----- Exercise input -----

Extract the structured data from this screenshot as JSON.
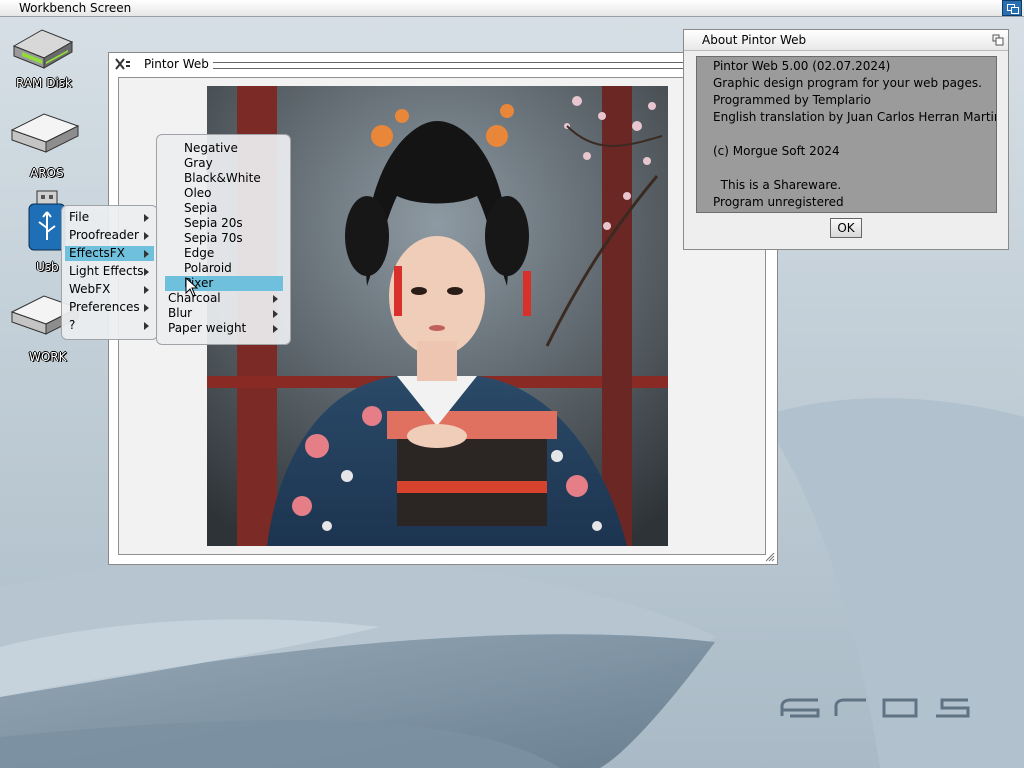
{
  "screen": {
    "title": "Workbench Screen"
  },
  "desktop_icons": [
    {
      "label": "RAM Disk"
    },
    {
      "label": "AROS"
    },
    {
      "label": "Usb"
    },
    {
      "label": "WORK"
    }
  ],
  "pintor_window": {
    "title": "Pintor Web"
  },
  "about_window": {
    "title": "About Pintor Web",
    "lines": [
      "Pintor Web 5.00 (02.07.2024)",
      "Graphic design program for your web pages.",
      "Programmed by Templario",
      "English translation by Juan Carlos Herran Martin.",
      "",
      "(c) Morgue Soft 2024",
      "",
      "  This is a Shareware.",
      "Program unregistered"
    ],
    "ok_label": "OK"
  },
  "main_menu": {
    "items": [
      {
        "label": "File",
        "submenu": true
      },
      {
        "label": "Proofreader",
        "submenu": true
      },
      {
        "label": "EffectsFX",
        "submenu": true,
        "selected": true
      },
      {
        "label": "Light Effects",
        "submenu": true
      },
      {
        "label": "WebFX",
        "submenu": true
      },
      {
        "label": "Preferences",
        "submenu": true
      },
      {
        "label": "?",
        "submenu": true
      }
    ]
  },
  "effects_menu": {
    "items": [
      {
        "label": "Negative"
      },
      {
        "label": "Gray"
      },
      {
        "label": "Black&White"
      },
      {
        "label": "Oleo"
      },
      {
        "label": "Sepia"
      },
      {
        "label": "Sepia 20s"
      },
      {
        "label": "Sepia 70s"
      },
      {
        "label": "Edge"
      },
      {
        "label": "Polaroid"
      },
      {
        "label": "Pixer",
        "selected": true
      },
      {
        "label": "Charcoal",
        "submenu": true
      },
      {
        "label": "Blur",
        "submenu": true
      },
      {
        "label": "Paper weight",
        "submenu": true
      }
    ]
  },
  "branding": {
    "logo_text": "aros"
  },
  "colors": {
    "menu_highlight": "#6ec0dc",
    "depth_button": "#2a6fb0",
    "desktop": "#c3d0d8"
  }
}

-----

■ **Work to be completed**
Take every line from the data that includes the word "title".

■ **Written solution**
    "title": "Workbench Screen"
    "title": "Pintor Web"
    "title": "About Pintor Web",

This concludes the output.